Records for this exercise section start

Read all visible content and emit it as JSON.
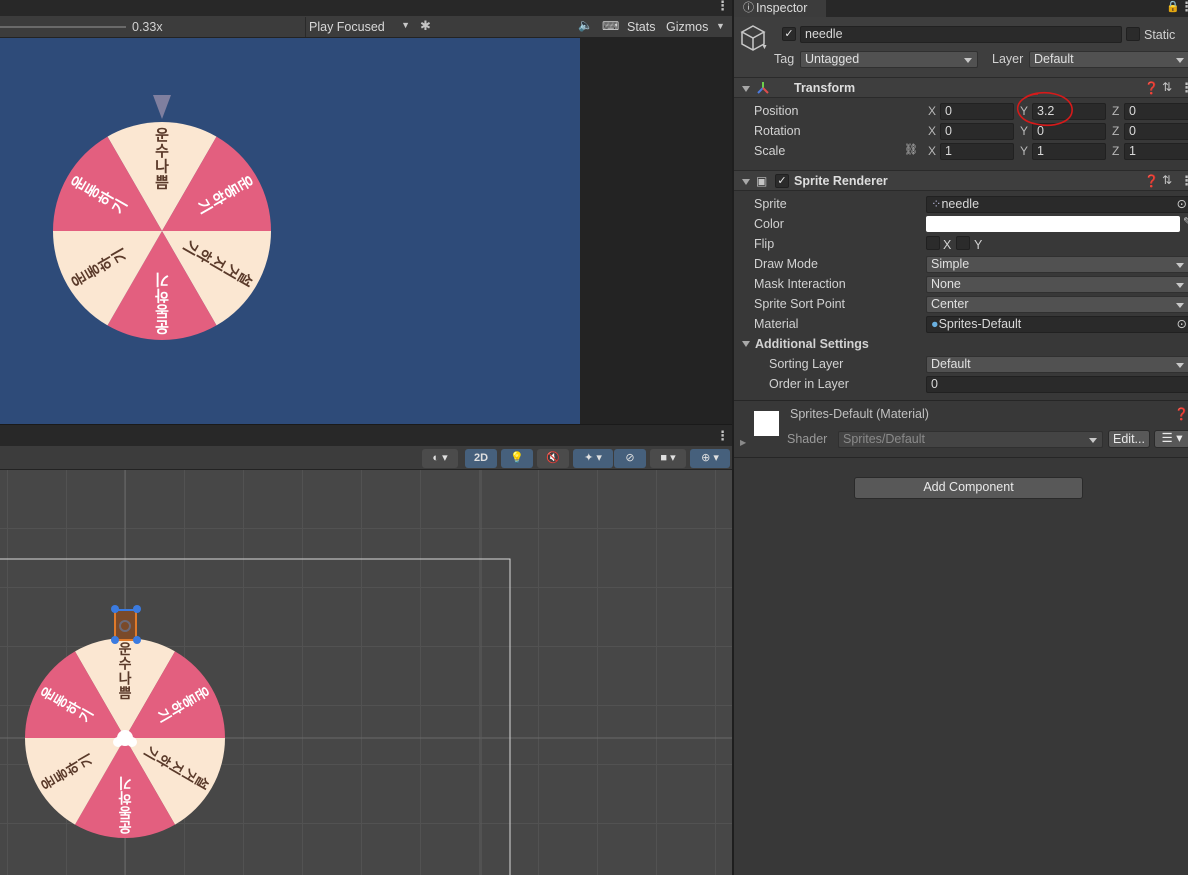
{
  "game_toolbar": {
    "scale_value": "0.33x",
    "play_mode": "Play Focused",
    "stats_label": "Stats",
    "gizmos_label": "Gizmos"
  },
  "wheel": {
    "segments": [
      {
        "text": "운수나쁨",
        "color": "#fbe7d2"
      },
      {
        "text": "운동하기",
        "color": "#e35f7f"
      },
      {
        "text": "설거지하기",
        "color": "#fbe7d2"
      },
      {
        "text": "운동하기",
        "color": "#e35f7f"
      },
      {
        "text": "운동하기",
        "color": "#fbe7d2"
      },
      {
        "text": "운동하기",
        "color": "#e35f7f"
      }
    ],
    "needle_color": "#7f7f9f"
  },
  "scene_toolbar": {
    "mode_2d": "2D"
  },
  "inspector": {
    "tab_label": "Inspector",
    "object_name": "needle",
    "static_label": "Static",
    "tag_label": "Tag",
    "tag_value": "Untagged",
    "layer_label": "Layer",
    "layer_value": "Default",
    "transform": {
      "title": "Transform",
      "rows": [
        {
          "label": "Position",
          "x": "0",
          "y": "3.2",
          "z": "0"
        },
        {
          "label": "Rotation",
          "x": "0",
          "y": "0",
          "z": "0"
        },
        {
          "label": "Scale",
          "x": "1",
          "y": "1",
          "z": "1"
        }
      ],
      "axis_x": "X",
      "axis_y": "Y",
      "axis_z": "Z"
    },
    "sprite_renderer": {
      "title": "Sprite Renderer",
      "sprite_label": "Sprite",
      "sprite_value": "needle",
      "color_label": "Color",
      "color_value": "#ffffff",
      "flip_label": "Flip",
      "flip_x": "X",
      "flip_y": "Y",
      "draw_mode_label": "Draw Mode",
      "draw_mode_value": "Simple",
      "mask_label": "Mask Interaction",
      "mask_value": "None",
      "sort_point_label": "Sprite Sort Point",
      "sort_point_value": "Center",
      "material_label": "Material",
      "material_value": "Sprites-Default",
      "additional_label": "Additional Settings",
      "sorting_layer_label": "Sorting Layer",
      "sorting_layer_value": "Default",
      "order_label": "Order in Layer",
      "order_value": "0"
    },
    "material": {
      "title": "Sprites-Default (Material)",
      "shader_label": "Shader",
      "shader_value": "Sprites/Default",
      "edit_label": "Edit..."
    },
    "add_component": "Add Component"
  }
}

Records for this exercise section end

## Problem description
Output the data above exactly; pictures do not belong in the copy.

## Answer to this problem
Read all visible content and emit it as JSON.
{
  "game_toolbar": {
    "scale_value": "0.33x",
    "play_mode": "Play Focused",
    "stats_label": "Stats",
    "gizmos_label": "Gizmos"
  },
  "wheel": {
    "segments": [
      {
        "text": "운수나쁨",
        "color": "#fbe7d2"
      },
      {
        "text": "운동하기",
        "color": "#e35f7f"
      },
      {
        "text": "설거지하기",
        "color": "#fbe7d2"
      },
      {
        "text": "운동하기",
        "color": "#e35f7f"
      },
      {
        "text": "운동하기",
        "color": "#fbe7d2"
      },
      {
        "text": "운동하기",
        "color": "#e35f7f"
      }
    ],
    "needle_color": "#7f7f9f"
  },
  "scene_toolbar": {
    "mode_2d": "2D"
  },
  "inspector": {
    "tab_label": "Inspector",
    "object_name": "needle",
    "static_label": "Static",
    "tag_label": "Tag",
    "tag_value": "Untagged",
    "layer_label": "Layer",
    "layer_value": "Default",
    "transform": {
      "title": "Transform",
      "rows": [
        {
          "label": "Position",
          "x": "0",
          "y": "3.2",
          "z": "0"
        },
        {
          "label": "Rotation",
          "x": "0",
          "y": "0",
          "z": "0"
        },
        {
          "label": "Scale",
          "x": "1",
          "y": "1",
          "z": "1"
        }
      ],
      "axis_x": "X",
      "axis_y": "Y",
      "axis_z": "Z"
    },
    "sprite_renderer": {
      "title": "Sprite Renderer",
      "sprite_label": "Sprite",
      "sprite_value": "needle",
      "color_label": "Color",
      "color_value": "#ffffff",
      "flip_label": "Flip",
      "flip_x": "X",
      "flip_y": "Y",
      "draw_mode_label": "Draw Mode",
      "draw_mode_value": "Simple",
      "mask_label": "Mask Interaction",
      "mask_value": "None",
      "sort_point_label": "Sprite Sort Point",
      "sort_point_value": "Center",
      "material_label": "Material",
      "material_value": "Sprites-Default",
      "additional_label": "Additional Settings",
      "sorting_layer_label": "Sorting Layer",
      "sorting_layer_value": "Default",
      "order_label": "Order in Layer",
      "order_value": "0"
    },
    "material": {
      "title": "Sprites-Default (Material)",
      "shader_label": "Shader",
      "shader_value": "Sprites/Default",
      "edit_label": "Edit..."
    },
    "add_component": "Add Component"
  }
}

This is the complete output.